Trends in Monitoring H2S Hazards
We’ve seen an increase in the overall quality of systems that are more reliable, robust, and require much less maintenance.
- By Keith Rhodes
- Jul 01, 2012
As the price of oil pushes towards all-time highs, domestic land-based exploration and production are at near-record levels, particularly in the various shale formations throughout the United States. The largest shale drilling sites are located in remote areas of Texas, the Dakotas, and Pennsylvania, among other states. One of the dominant hazards associated with drilling in the shale formations is the prevalence of high concentrations of hydrogen sulfide (H2S), which occurs naturally in crude oil and gas.
In high concentrations, H2S is extremely toxic. It has an Immediately Dangerous to Life and Health (IDLH) threshold of 100 ppm. Several of the shale formations contain high concentrations of H2S, posing a threat to human life in and around the drilling sites.
To mitigate this threat, E&P companies routinely deploy area gas monitoring systems on their sites. Drilling typically takes place in very remote and uninhabited forested areas. Historically, one of the most common challenges in utilizing permanently mounted monitoring systems was lack of power at the site where the system would be mounted.
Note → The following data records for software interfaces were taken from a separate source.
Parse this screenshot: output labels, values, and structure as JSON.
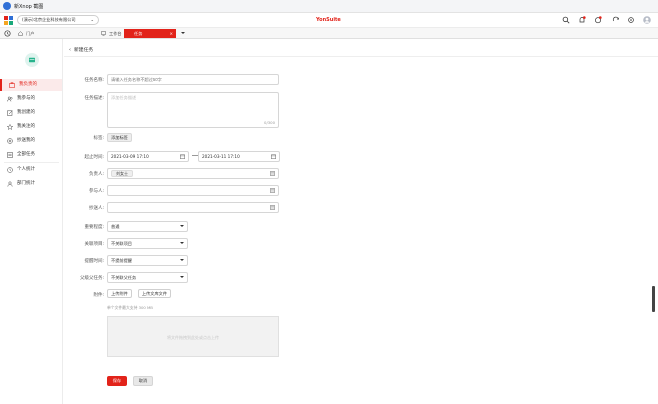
{
  "window": {
    "title": "新Xnop 截图"
  },
  "topnav": {
    "tenant": "(演示)北京企业科技有限公司",
    "brand": "YonSuite"
  },
  "tabs": [
    {
      "label": "门户"
    },
    {
      "label": "工作台"
    },
    {
      "label": "任务"
    }
  ],
  "sidebar": {
    "items": [
      {
        "label": "我负责的"
      },
      {
        "label": "我参与的"
      },
      {
        "label": "我创建的"
      },
      {
        "label": "我关注的"
      },
      {
        "label": "抄送我的"
      },
      {
        "label": "全部任务"
      },
      {
        "label": "个人统计"
      },
      {
        "label": "部门统计"
      }
    ]
  },
  "page": {
    "back_title": "新建任务"
  },
  "form": {
    "name": {
      "label": "任务名称:",
      "placeholder": "请输入任务名称不超过50字"
    },
    "desc": {
      "label": "任务描述:",
      "placeholder": "添加任务描述",
      "counter": "0/300"
    },
    "tag": {
      "label": "标签:",
      "button": "添加标签"
    },
    "deadline": {
      "label": "起止时间:",
      "start": "2021-03-09 17:10",
      "end": "2021-03-11 17:10"
    },
    "owner": {
      "label": "负责人:",
      "chip": "刘女士"
    },
    "participant": {
      "label": "参与人:"
    },
    "cc": {
      "label": "抄送人:"
    },
    "priority": {
      "label": "重要程度:",
      "value": "普通"
    },
    "project": {
      "label": "关联项目:",
      "value": "不关联项目"
    },
    "remind": {
      "label": "提醒时间:",
      "value": "不提前提醒"
    },
    "parent": {
      "label": "父级父任务:",
      "value": "不关联父任务"
    },
    "attach": {
      "label": "附件:",
      "upload": "上传附件",
      "upload_doc": "上传文库文件",
      "hint": "单个文件最大支持 300 MB",
      "drop": "将文件拖拽到此处或点击上传"
    },
    "save": "保存",
    "cancel": "取消"
  },
  "colors": {
    "accent": "#e2231a",
    "active_bg": "#fbeaea"
  }
}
Products recently have been developed that specifically address some of the unique applications in detecting H2S and combustible gases in remote drilling locations with limited power availability.
Products released in 2011 are capable of being powered by batteries or solar power stations, utilizing state-of-the-art sensing technologies for the detection of toxic gases. Highly customizable for individual applications, these products have entity approval through CSA and are suitable for Class I Division I or Class I Division 2 areas.
Three Trends to Watch
Versatile products with wireless transmission: E&P companies demand systems that can be quickly deployed, can monitor up to 16 remote areas around a drilling site, and report back to a central controller. Wireless solutions are growing for the oil and gas industry for good reasons:
1) The limitations and cost of wired systems can be eliminated, enabling more flexibility for users to monitor and control devices remotely.
2) Wells, lift stations, storage tanks, and other points within a site can be accessed by end users without the expense of running wire or fiber.
A common complaint heard throughout the oil and gas industry is the issue of frequency interference at multiple drilling rig sites that have all employed different gas detection systems. A transmitter with a toxic sensor solves that issue and, when fitted with a lithium ion battery and H2S sensor, can monitor for H2S and report near-real-time readings back to a central controller. Each transmitter has its own unique programmable address matching that of the controller to ensure proper communication with the right transmitter. Ultimate flexibility allows sites to employ multiple systems within close proximity without cross interference.
Controllers always should have wireless master and slave operation, which allows detectors to be either hard wired or tethered from the detector up to distances of 350 feet. A 16-channel controller powered by a 12-volt battery and solar panel can transmit all of the information wirelessly with one radio, thus eliminating the need to manage and maintain multiple radios.
Agility and expertise: Like those in most industries, oil and gas customers are continually being asked to do more work with fewer people. Oil companies now expect suppliers to be very consultative in their relationship. Most E&P companies are looking for more than just a supplier of equipment; they are looking for a partner that can design, commission, and maintain the gas detection system. It's a serious business where a lack of agility can to lead to high cost and a lack of expertise can lead to a deadly result. It's not just about how good the equipment is -– it's about the knowledge and core values of your gas detection partner.
For example, gas detection engineers are frequently asked where to place sensors. In the past, most gas detection manufacturers were hesitant to make this kind of recommendation. Now, with the availability of plume modeling software that takes into account potential leak sources and wind direction, gas detection experts can help to provide real guidance in sensor placement in any operating facility. But the key is to consult experts.
Redundancy, SIL 2, and PFD: One trend that continues to gain steam is the demand for systems that provide redundancy and have at least a safety integrity level of 2 ("SIL 2"). This has had a large influence on how gas detection manufacturers design products, beginning with product concept, then design, then manufacturing. The net effect has been an increase in the overall quality of a system that is more reliable, robust, and requires much less maintenance. The industry also has become very adept in understanding PFD (Probability of Failure on Demand) calculations. Customers are beginning to ask for PFD calculations and have a keen interest in the maintenance requirements necessary in order to maintain a SIL-rated system.
Customers are starting to learn that not all SIL-rated systems are alike; one must read the fine print. One manufacturer may be SIL 2 compliant but may require maintenance on that device four times per year, where another manufacturer requires maintenance only one time per year. Multiply the number of points at a given site, and the total cost of ownership begins to add up.
This article originally appeared in the July 2012 issue of Occupational Health & Safety.